In the consolation rounds, Cropp bounced back winning his next three matches to reach the third-place bout, but the senior was defeated in a 5-0 decision landing fourth.
It’s the second season Cropp returned from state with a medal and thinks the Maple Leafs’ success just breeds more success.
“We have partners in the wrestling room who we take down to the individual state tournament,” Cropp said. “Coming home with medals is a big deal going into team state. I think it really boosts our morale and makes us better in the room when we know we are wrestling against state caliber-people.”
After an opening round loss at 170, Cole Hunzeker fought his way back to a sixth-place finish.
“Once you are in the consolation rounds, you know you have to keep fighting for your spot,” Hunzeker said. “You know you are facing the best wrestlers in the state. You have to win it by determination, heart and guts.”
Senior Joey Medina won his opening round match at 152 with a 6-0 decision.
Medina was knocked out of the championship round by technical fall against Chicago Heights Marian’s Jose Champagne who brought a 36-0 record into the state finals.
In the consolation round, Medina lost a hard fought 2-1 decision against Jake Wright from Grayslake North.
During his senior season, Medina took a risk dropping weight and earned his first state berth at weight 152.
“The coaches told me you see an open door you go through it,” Medina said. “I wanted to go out with a bang my senior year.
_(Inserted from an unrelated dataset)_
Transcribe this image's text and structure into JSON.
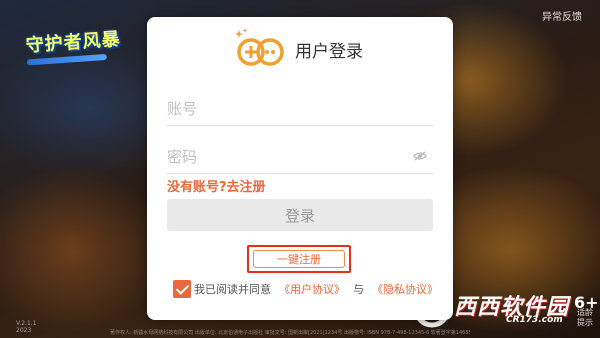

It felt pretty good to have it end down in Champaign and it was the right move to get myself in that position.”
Ryan Pitra led his opening round match 6-2 at 182 pounds, but Javier Soto forced the match into overtime with a takedown in the waining seconds of the match.
Soto completed his comeback with another takedown in overtime for a 10-8 decision.
Still bothered by a back injury, Pitra bounced back with a pin in the consolation round in 5:59. In the next round, Pitra was knocked out following a 5-1 decision.